The continued growth of the US population is then not the result of women having more babies than RLF, but of more women having babies as a result of past high birth rates during the "baby boom." Of course, immigration has some influence here too; immigration brings more women into the US who then go on to have babies.
Again, the population birth rate falls more slowly than do birth rates at the level of the individual woman because of momentum and lags.
If TFR in the US stays at or below RLF, we will reach ZPG (as defined based on (births - deaths) -- that is, not including added people through immigration) in a couple of generations, as you can visualize from the age structure diagram. However, for the U.S. immigration may cause us to continue to experience a net gain in people after we have reached ZPG in terms of births and deaths.
Check yourself #3: Can you make reliable inferences about a population's current growth rate if you know only what TFR in that population is? (Click on Answers to check yourself.)
Some people believe that it will take a conscious effort to keep TFR low in the US, and that as a step towards insuring that it stays low, the US should have an explicit policy on population growth. (We are the only one of the of the 25 large nations that produce >80% of the growth in the world population that does not have an explicit population policy.)
If you have comments on whether the US should or should not have an explicit population policy, and what that should contain, feel free to send them to the Blackboard Discussion Group for BI 301.
There are some projections that suggest that TFR in the U.S., which is actually higher than TFR's in most developed countries of the world right now, may actually increase slightly over the next couple of decades.
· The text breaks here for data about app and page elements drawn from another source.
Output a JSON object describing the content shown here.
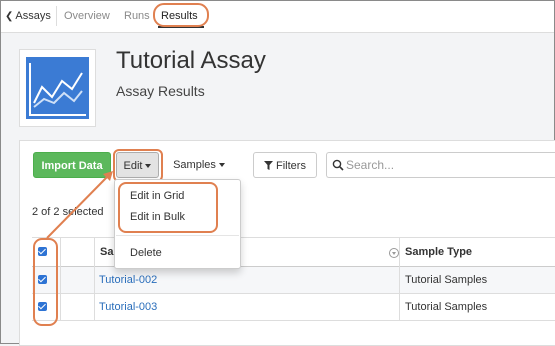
{
  "nav": {
    "back_label": "Assays",
    "tabs": [
      "Overview",
      "Runs",
      "Results"
    ]
  },
  "header": {
    "title": "Tutorial Assay",
    "subtitle": "Assay Results"
  },
  "toolbar": {
    "import_label": "Import Data",
    "edit_label": "Edit",
    "samples_label": "Samples",
    "filters_label": "Filters",
    "search_placeholder": "Search..."
  },
  "selection_text": "2 of 2 selected",
  "edit_menu": {
    "items": [
      "Edit in Grid",
      "Edit in Bulk",
      "Delete"
    ]
  },
  "table": {
    "columns": [
      "Sa",
      "Sample Type"
    ],
    "rows": [
      {
        "sample": "Tutorial-002",
        "type": "Tutorial Samples",
        "checked": true
      },
      {
        "sample": "Tutorial-003",
        "type": "Tutorial Samples",
        "checked": true
      }
    ]
  },
  "colors": {
    "accent": "#3b7bd4",
    "import_button": "#5cb85c",
    "link": "#2a6ebb",
    "annotation": "#e08050"
  },
  "icons": [
    "chevron-left-icon",
    "caret-down-icon",
    "filter-icon",
    "search-icon",
    "sort-menu-icon",
    "checkbox-icon",
    "assay-chart-icon"
  ]
}
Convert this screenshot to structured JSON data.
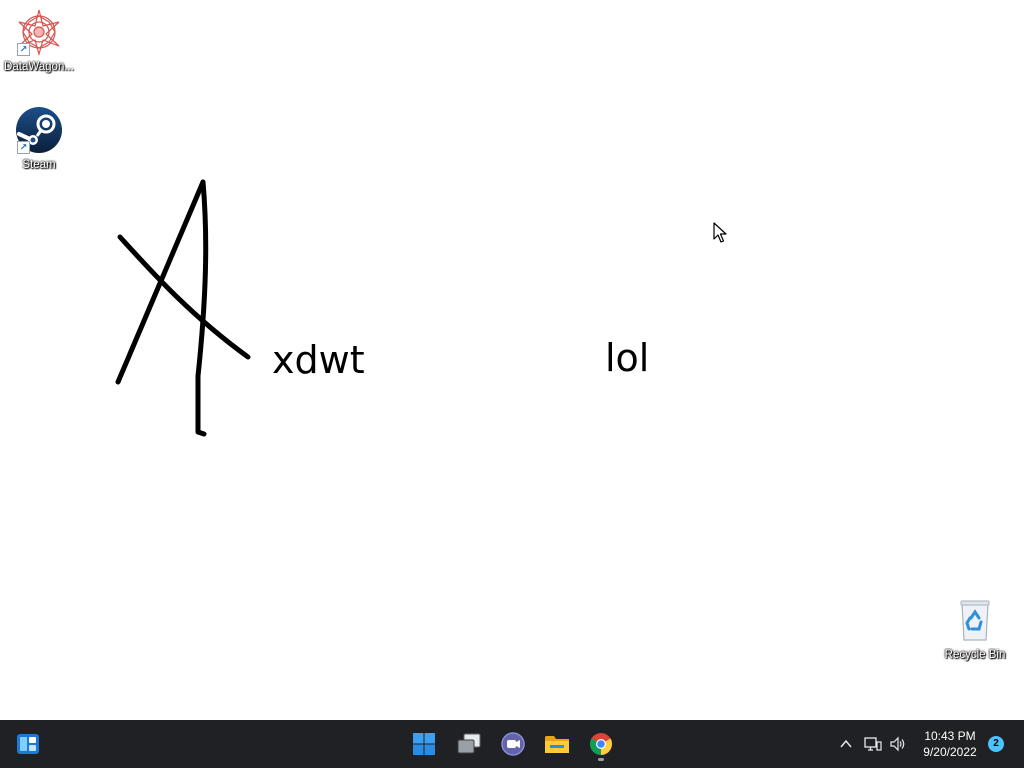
{
  "desktop": {
    "icons": [
      {
        "label": "DataWagon...",
        "icon": "datawagon-mandala-icon"
      },
      {
        "label": "Steam",
        "icon": "steam-icon"
      },
      {
        "label": "Recycle Bin",
        "icon": "recycle-bin-icon"
      }
    ],
    "texts": {
      "word1": "xdwt",
      "word2": "lol"
    },
    "drawing": "handdrawn-letter-A"
  },
  "taskbar": {
    "left_widget": "widgets-icon",
    "center_apps": [
      {
        "name": "Start",
        "icon": "windows-start-icon"
      },
      {
        "name": "Task View",
        "icon": "task-view-icon"
      },
      {
        "name": "Chat",
        "icon": "teams-chat-icon"
      },
      {
        "name": "File Explorer",
        "icon": "file-explorer-icon"
      },
      {
        "name": "Google Chrome",
        "icon": "chrome-icon",
        "active": true
      }
    ],
    "tray": {
      "time": "10:43 PM",
      "date": "9/20/2022",
      "notifications": "2"
    }
  },
  "colors": {
    "taskbar_bg": "#202124",
    "desktop_bg": "#ffffff",
    "accent": "#4cc2ff"
  }
}
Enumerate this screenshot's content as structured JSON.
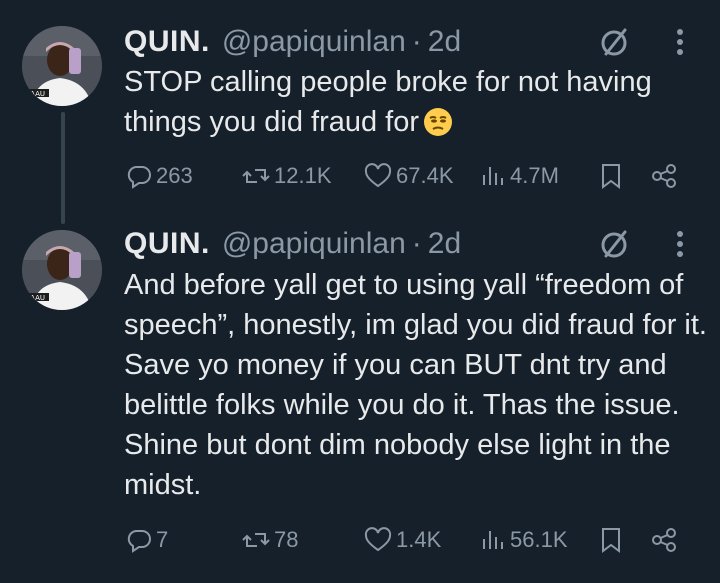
{
  "tweets": [
    {
      "name": "QUIN.",
      "handle": "@papiquinlan",
      "separator": "·",
      "time": "2d",
      "text_lines": [
        "STOP calling people broke for not having",
        "things you did fraud for"
      ],
      "emoji": "unamused-face",
      "avatar_label": "JIAAU",
      "metrics": {
        "replies": "263",
        "reposts": "12.1K",
        "likes": "67.4K",
        "views": "4.7M"
      }
    },
    {
      "name": "QUIN.",
      "handle": "@papiquinlan",
      "separator": "·",
      "time": "2d",
      "text": "And before yall get to using yall “freedom of speech”, honestly, im glad you did fraud for it. Save yo money if you can BUT dnt try and belittle folks while you do it. Thas the issue. Shine but dont dim nobody else light in the midst.",
      "avatar_label": "JIAAU",
      "metrics": {
        "replies": "7",
        "reposts": "78",
        "likes": "1.4K",
        "views": "56.1K"
      }
    }
  ],
  "icons": {
    "reply": "speech-bubble-icon",
    "repost": "repost-arrows-icon",
    "like": "heart-icon",
    "views": "bar-chart-icon",
    "bookmark": "bookmark-icon",
    "share": "share-icon",
    "grok": "grok-slash-circle-icon",
    "more": "vertical-ellipsis-icon"
  },
  "colors": {
    "background": "#15202b",
    "text": "#e7e9ea",
    "muted": "#8b98a5",
    "thread_line": "#38444d"
  }
}
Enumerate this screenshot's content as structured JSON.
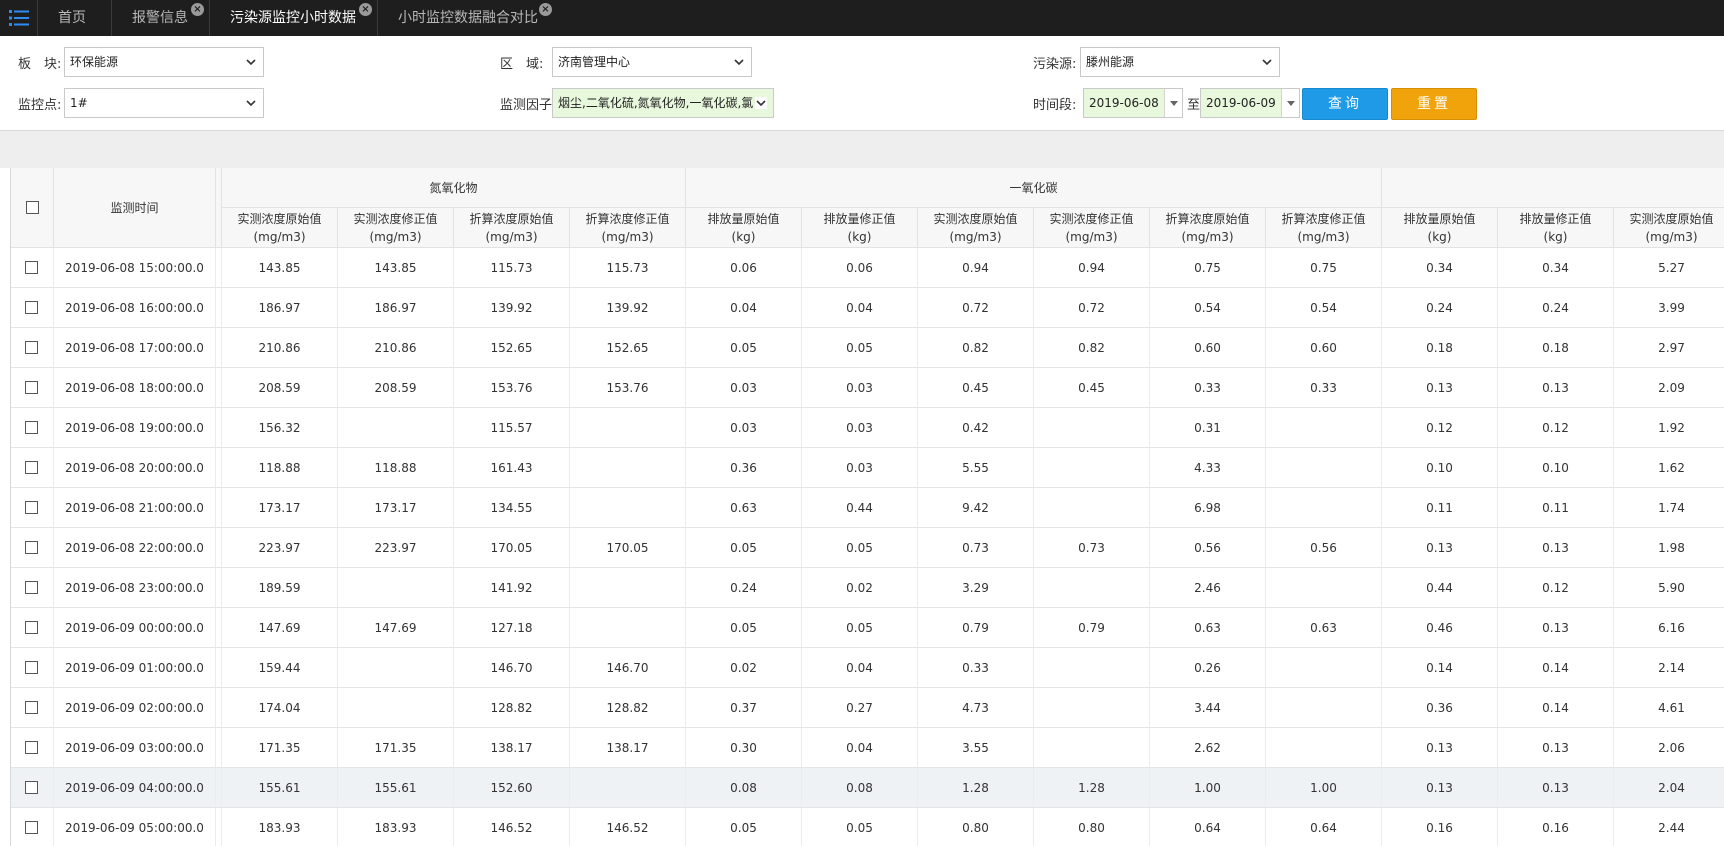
{
  "tabs": [
    {
      "label": "首页",
      "closable": false
    },
    {
      "label": "报警信息",
      "closable": true
    },
    {
      "label": "污染源监控小时数据",
      "closable": true,
      "active": true
    },
    {
      "label": "小时监控数据融合对比",
      "closable": true
    }
  ],
  "filters": {
    "plate_label": "板　块:",
    "plate_value": "环保能源",
    "region_label": "区　域:",
    "region_value": "济南管理中心",
    "source_label": "污染源:",
    "source_value": "滕州能源",
    "point_label": "监控点:",
    "point_value": "1#",
    "factor_label": "监测因子:",
    "factor_value": "烟尘,二氧化硫,氮氧化物,一氧化碳,氯",
    "time_label": "时间段:",
    "date_from": "2019-06-08",
    "date_to_label": "至",
    "date_to": "2019-06-09",
    "query_btn": "查询",
    "reset_btn": "重置"
  },
  "table": {
    "time_header": "监测时间",
    "groups": [
      {
        "name": "氮氧化物"
      },
      {
        "name": "一氧化碳"
      }
    ],
    "columns": [
      {
        "l1": "实测浓度原始值",
        "l2": "(mg/m3)"
      },
      {
        "l1": "实测浓度修正值",
        "l2": "(mg/m3)"
      },
      {
        "l1": "折算浓度原始值",
        "l2": "(mg/m3)"
      },
      {
        "l1": "折算浓度修正值",
        "l2": "(mg/m3)"
      },
      {
        "l1": "排放量原始值",
        "l2": "(kg)"
      },
      {
        "l1": "排放量修正值",
        "l2": "(kg)"
      },
      {
        "l1": "实测浓度原始值",
        "l2": "(mg/m3)"
      },
      {
        "l1": "实测浓度修正值",
        "l2": "(mg/m3)"
      },
      {
        "l1": "折算浓度原始值",
        "l2": "(mg/m3)"
      },
      {
        "l1": "折算浓度修正值",
        "l2": "(mg/m3)"
      },
      {
        "l1": "排放量原始值",
        "l2": "(kg)"
      },
      {
        "l1": "排放量修正值",
        "l2": "(kg)"
      },
      {
        "l1": "实测浓度原始值",
        "l2": "(mg/m3)"
      }
    ],
    "rows": [
      {
        "time": "2019-06-08 15:00:00.0",
        "v": [
          "143.85",
          "143.85",
          "115.73",
          "115.73",
          "0.06",
          "0.06",
          "0.94",
          "0.94",
          "0.75",
          "0.75",
          "0.34",
          "0.34",
          "5.27"
        ]
      },
      {
        "time": "2019-06-08 16:00:00.0",
        "v": [
          "186.97",
          "186.97",
          "139.92",
          "139.92",
          "0.04",
          "0.04",
          "0.72",
          "0.72",
          "0.54",
          "0.54",
          "0.24",
          "0.24",
          "3.99"
        ]
      },
      {
        "time": "2019-06-08 17:00:00.0",
        "v": [
          "210.86",
          "210.86",
          "152.65",
          "152.65",
          "0.05",
          "0.05",
          "0.82",
          "0.82",
          "0.60",
          "0.60",
          "0.18",
          "0.18",
          "2.97"
        ]
      },
      {
        "time": "2019-06-08 18:00:00.0",
        "v": [
          "208.59",
          "208.59",
          "153.76",
          "153.76",
          "0.03",
          "0.03",
          "0.45",
          "0.45",
          "0.33",
          "0.33",
          "0.13",
          "0.13",
          "2.09"
        ]
      },
      {
        "time": "2019-06-08 19:00:00.0",
        "v": [
          "156.32",
          "",
          "115.57",
          "",
          "0.03",
          "0.03",
          "0.42",
          "",
          "0.31",
          "",
          "0.12",
          "0.12",
          "1.92"
        ]
      },
      {
        "time": "2019-06-08 20:00:00.0",
        "v": [
          "118.88",
          "118.88",
          "161.43",
          "",
          "0.36",
          "0.03",
          "5.55",
          "",
          "4.33",
          "",
          "0.10",
          "0.10",
          "1.62"
        ]
      },
      {
        "time": "2019-06-08 21:00:00.0",
        "v": [
          "173.17",
          "173.17",
          "134.55",
          "",
          "0.63",
          "0.44",
          "9.42",
          "",
          "6.98",
          "",
          "0.11",
          "0.11",
          "1.74"
        ]
      },
      {
        "time": "2019-06-08 22:00:00.0",
        "v": [
          "223.97",
          "223.97",
          "170.05",
          "170.05",
          "0.05",
          "0.05",
          "0.73",
          "0.73",
          "0.56",
          "0.56",
          "0.13",
          "0.13",
          "1.98"
        ]
      },
      {
        "time": "2019-06-08 23:00:00.0",
        "v": [
          "189.59",
          "",
          "141.92",
          "",
          "0.24",
          "0.02",
          "3.29",
          "",
          "2.46",
          "",
          "0.44",
          "0.12",
          "5.90"
        ]
      },
      {
        "time": "2019-06-09 00:00:00.0",
        "v": [
          "147.69",
          "147.69",
          "127.18",
          "",
          "0.05",
          "0.05",
          "0.79",
          "0.79",
          "0.63",
          "0.63",
          "0.46",
          "0.13",
          "6.16"
        ]
      },
      {
        "time": "2019-06-09 01:00:00.0",
        "v": [
          "159.44",
          "",
          "146.70",
          "146.70",
          "0.02",
          "0.04",
          "0.33",
          "",
          "0.26",
          "",
          "0.14",
          "0.14",
          "2.14"
        ]
      },
      {
        "time": "2019-06-09 02:00:00.0",
        "v": [
          "174.04",
          "",
          "128.82",
          "128.82",
          "0.37",
          "0.27",
          "4.73",
          "",
          "3.44",
          "",
          "0.36",
          "0.14",
          "4.61"
        ]
      },
      {
        "time": "2019-06-09 03:00:00.0",
        "v": [
          "171.35",
          "171.35",
          "138.17",
          "138.17",
          "0.30",
          "0.04",
          "3.55",
          "",
          "2.62",
          "",
          "0.13",
          "0.13",
          "2.06"
        ]
      },
      {
        "time": "2019-06-09 04:00:00.0",
        "v": [
          "155.61",
          "155.61",
          "152.60",
          "",
          "0.08",
          "0.08",
          "1.28",
          "1.28",
          "1.00",
          "1.00",
          "0.13",
          "0.13",
          "2.04"
        ],
        "highlight": true
      },
      {
        "time": "2019-06-09 05:00:00.0",
        "v": [
          "183.93",
          "183.93",
          "146.52",
          "146.52",
          "0.05",
          "0.05",
          "0.80",
          "0.80",
          "0.64",
          "0.64",
          "0.16",
          "0.16",
          "2.44"
        ]
      }
    ]
  },
  "colors": {
    "tabbar_bg": "#1e1e1e",
    "query_btn": "#1e9ae6",
    "reset_btn": "#f0a30a",
    "highlight_row": "#eef2f4",
    "menu_icon": "#2d8cf0"
  }
}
See the section of notes that discusses patterns of change in TFR for more details on this.
As of 2013, the population of the US was predicted to be about 346 million by 2025 and nearly 400 million by 2050. Given that we're about 316 million now, that would be about a 27% increase in our population by 2050 .hard to imagine? Just think about extremely resource-poor nations who are looking at doubling populations in less time that that!?!
V. Trends in TFR
What is the global picture in terms of TFR? We'll look at this for the developing world in general, focusing on steps that can be taken to encourage stabilization (meeting unmet demand for contraception , decreasing demand for large families , and decreasing population momentum ) and then will explore some patterns of change in TFR for particular nations or regions in more detail.
I can't overemphasize how important patterns in TFR are. For example, the UN's widest ranging projections for the size at which the human population will stabiize range between 3.6 and 27 billion people on Earth. The difference between these two extremes involves only a difference of one child per woman!
(To move to the next section in these notes ( on population growth patterns in the developing world overall), click the box at the bottom of the page labeled ">>." To return to the previous section on total fertility rates, click the box labeled "<<" and to return to the master directory for the BI301 home web site, click the box labeled "CONTENTS.")
This page is maintained by Patricia Muir at Oregon State University. Page last updated Nov. 14, 2013.